Trustev gets funding boost at Web Summit

Irish fraud prevention firm will use funds to finance expansion in US

The opening day of the Web Summit in the RDS Dublin. Photographer: Dara Mac Dónaill / THE IRISH TIMES

The opening day of the Web Summit in the RDS Dublin. Photographer: Dara Mac Dónaill / THE IRISH TIMES

 

Irish fraud prevention firm Trustev kicked off the Web Summit by announcing its had raised $3 million (€2.2m) in funding to finance its expansion in the US.

The company, which provides real-time identity verification to help reduce ecommerce fraud, announced the investment on the main stage.

Trustev said it will expand its Irish operations to support the venture, growing to 20 people before Christmas. It currently employs 15 people, with its main engineering operation located here. It also plans to open a sales office in the US.

The funding is Europe’s largest seed round.

Cofounder Pat Phelan said it was a big move for the firm. “It will drive out growth quickly,” he said.

The company, which was co-founded by Mr Phelan and Chris Kennedy in 2012, is headquartered in Cork. It uses social fingerprinting technology, analysing data from sources such as Facebook, Twitter and LinkedIn that assigns a “trust score” and determines if the transaction should go ahead. Online fraud costs retailers an estimated $20 billion every year, with a report by CyberSource claiming that $3.4 billion was lost by retailers to fraud in 2011 in North America alone.
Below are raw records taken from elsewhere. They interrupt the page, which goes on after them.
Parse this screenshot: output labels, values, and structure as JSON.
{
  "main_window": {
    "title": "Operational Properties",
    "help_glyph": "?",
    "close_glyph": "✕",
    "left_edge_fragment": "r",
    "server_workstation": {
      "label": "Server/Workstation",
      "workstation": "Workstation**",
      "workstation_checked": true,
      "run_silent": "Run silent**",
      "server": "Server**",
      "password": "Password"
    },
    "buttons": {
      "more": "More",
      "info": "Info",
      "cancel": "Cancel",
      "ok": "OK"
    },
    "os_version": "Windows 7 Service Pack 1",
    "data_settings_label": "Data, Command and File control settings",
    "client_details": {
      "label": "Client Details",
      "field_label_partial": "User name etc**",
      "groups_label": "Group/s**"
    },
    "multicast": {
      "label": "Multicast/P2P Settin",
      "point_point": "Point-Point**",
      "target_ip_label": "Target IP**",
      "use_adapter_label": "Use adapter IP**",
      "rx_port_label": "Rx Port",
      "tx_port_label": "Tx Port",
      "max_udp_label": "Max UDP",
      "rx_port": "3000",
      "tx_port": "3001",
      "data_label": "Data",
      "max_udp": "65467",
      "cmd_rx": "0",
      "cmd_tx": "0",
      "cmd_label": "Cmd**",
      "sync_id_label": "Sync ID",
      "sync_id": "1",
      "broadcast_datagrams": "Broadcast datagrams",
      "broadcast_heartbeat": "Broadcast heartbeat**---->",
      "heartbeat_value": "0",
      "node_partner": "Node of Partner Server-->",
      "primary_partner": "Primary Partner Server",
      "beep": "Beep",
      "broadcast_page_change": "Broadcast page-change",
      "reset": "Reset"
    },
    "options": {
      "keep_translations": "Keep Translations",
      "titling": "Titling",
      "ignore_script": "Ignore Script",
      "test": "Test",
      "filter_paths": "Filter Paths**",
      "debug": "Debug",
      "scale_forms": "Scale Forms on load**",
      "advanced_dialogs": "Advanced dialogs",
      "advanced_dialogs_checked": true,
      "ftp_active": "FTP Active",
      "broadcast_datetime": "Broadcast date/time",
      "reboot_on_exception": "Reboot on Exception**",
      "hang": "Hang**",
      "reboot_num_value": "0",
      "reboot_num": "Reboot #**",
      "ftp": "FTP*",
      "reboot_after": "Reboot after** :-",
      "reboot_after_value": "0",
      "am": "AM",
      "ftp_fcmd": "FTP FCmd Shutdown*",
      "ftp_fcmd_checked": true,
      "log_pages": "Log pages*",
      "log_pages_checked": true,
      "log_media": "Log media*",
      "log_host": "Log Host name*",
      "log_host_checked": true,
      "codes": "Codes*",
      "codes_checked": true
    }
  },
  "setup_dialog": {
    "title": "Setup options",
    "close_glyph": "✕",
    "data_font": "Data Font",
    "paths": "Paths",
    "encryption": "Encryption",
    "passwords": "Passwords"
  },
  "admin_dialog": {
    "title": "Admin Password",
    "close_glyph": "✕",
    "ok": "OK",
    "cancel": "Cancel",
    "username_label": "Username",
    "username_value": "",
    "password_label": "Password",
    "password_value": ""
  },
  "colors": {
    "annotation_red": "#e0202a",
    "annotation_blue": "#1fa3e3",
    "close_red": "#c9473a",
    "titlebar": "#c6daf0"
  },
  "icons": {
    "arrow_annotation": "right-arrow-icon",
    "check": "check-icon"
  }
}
Earlier this year, Trustev was named as the top technology startup in Europe, overall winner at the Global technology Leaders Summit in San Francisco, and also one of the 30 global finalists at Techcrunch Disrupt NY 2013.

Twitter: summit speakers

The deal is the first announced on the stage at the Web Summit, which takes place today and tomorrow in the RDS, Dublin. The event opened this morning with words from cofounder Paddy Cosgrave, who began the event with Daire Hickey and David Kelly in 2010.

“In three short years, 36 months, we’ve come incredibly far, incredibly fast,” Mr Cosgrave told more than 2,000 people, who packed into the main stage hall to hear the opening speeches. “The summit is flat; there are no hierarchies here.”

More than 10,000 people are expected to walk through the doors of the RDS to take part in the summit, with billionaire CEOs rubbing shoulders with small Irish startups over the course of the event.

First to the stage today was Saul Klein of Index Ventures, who urged both entrepreneurs and backers alike to take risks to reap rewards. Describing entrepreneurship as “the new rock and roll” and “hard work”, he gave some startling statistics. In the US, 55 per cent of venture capital investments are written off. In Europe, that figure is 62 per cent.

However, the capital that survives in the US has backed businesses that now account for 21 per cent of US gross domestic product, serving one billion customer, creating 440,00 jobs and generating more than $1.4 trillion in new market value.

“The notion that innovation creates economic value is a given at this point,” Mr Klein said.

“Politicians love innovation. It’s a cheap coat of paint you can put on the economy. Given the evidence, shouldn’t we be willing to take more radical risk?

And that 62 per cent was not a bad figure, he said. In contrast, the acceptable loss ration for large banks is a lot lower, at 2 per cent.

“If you’re not pushing for 62 per cent risk, you’re not trying hard enough,” he said.

He urged people to “shoot for the moon”, noting that unemployment in Europe meant there was a generation with nothing to lose.

“Aim too high. The prize is huge,” he said.